INDD Student Wins National Playground Design Contest
Morgan Slone’s favorite playground will always be the one at the James T. Anderson Boys and Girls Club in Marietta, Georgia. Slone, a senior industrial design student, designed the mushroom-themed playground and built it in Minecraft when she was home working in Lexington, Kentucky, over the summer, never imagining that her design would one day come to life.
In August, Slone’s design was selected from approximately 650 submissions as the winner of Build for Better, a national contest sponsored by Kellogg’s, Minecraft, and Kaboom!, an American non-profit organization that helps communities build playgrounds for children. As a result, Slone’s Minecraft design was recently built by Kaboom! and will be enjoyed by many children for years to come.
“My goal was to make it as inclusive as possible,” Slone said. “That’s one thing I like in design is inclusion and accessibility. The playground still has risky play but also enough accessible stuff intertwined so that all kids can play together. I felt like it was important to have spaces where all kids can play together.” For example, one wall features several basketball hoops hung at different heights so lots of kids with varying skillsets and abilities can play.
The playground design is Slone’s first, although she’s been playing Minecraft for more than a decade. “It’s one of my favorite destress activities. I’m able to be creative in it and build whatever I want without any pressure.” So when she noticed an ad for the contest on the back of a cereal box this summer, Slone immediately went to work, sketching her ideas and deciding on a color scheme before building out the playground in Minecraft. Once she was happy with her design, she screenshot it and used Adobe Illustrator to add text, explaining all the playground’s many features, before submitting it to the contest.
“I wanted whoever was judging the contest to be able to get the full picture. That is something that is really taught to us in Auburn’s Industrial Design program: your design needs to look good but it also needs to communicate what the design is and what it does, even if you’re not there to explain it,” she said.
Slone said she had actually forgotten about the contest and was shocked when she was notified she had won. Since August, she has participated in a design day put on by Kaboom! at the James T. Anderson Boys and Girls Club in Marietta. “I got to talk to the kids about our love for Minecraft and show them pictures of what I had designed. They were so excited and super impressed. A lot of them like Minecraft so it really resonated with them.”
In November, Slone attended a special dinner with executives from Kellogg’s and then attended the ribbon cutting ceremony with her parents at the playground the next day. In addition to the excitement that came from winning the contest and a new highlight to her résumé, Slone also received several treats from Kellogg’s including many boxes of Poptarts, Frosted Mini Wheats, Frosted Flakes, Minecraft cereal and Cheez-Its among other things the company sent to her apartment.

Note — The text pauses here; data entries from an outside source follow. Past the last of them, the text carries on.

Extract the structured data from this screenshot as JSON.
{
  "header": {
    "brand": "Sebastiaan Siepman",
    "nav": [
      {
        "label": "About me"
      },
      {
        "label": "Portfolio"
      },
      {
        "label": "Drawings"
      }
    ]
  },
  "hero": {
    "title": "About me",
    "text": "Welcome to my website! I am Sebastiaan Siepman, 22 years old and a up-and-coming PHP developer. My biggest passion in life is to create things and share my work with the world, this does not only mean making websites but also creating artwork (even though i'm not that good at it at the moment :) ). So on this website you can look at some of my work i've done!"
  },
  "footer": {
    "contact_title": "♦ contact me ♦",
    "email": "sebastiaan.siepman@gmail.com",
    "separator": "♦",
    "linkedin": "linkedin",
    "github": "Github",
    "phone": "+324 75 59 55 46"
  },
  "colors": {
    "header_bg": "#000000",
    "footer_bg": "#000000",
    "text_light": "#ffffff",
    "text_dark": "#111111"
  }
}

She said the entire experience has been a lot of fun and has combined her love of Minecraft with her passion for creating accessible products. She said she’s also learned a few things along the way.
“One takeaway from this experience for me is that you can still create interesting things in an unconventional form. You don’t have to use the latest, greatest technology to build something cool or something that works well,” she said. “And, playing Minecraft for 10 years has paid off!”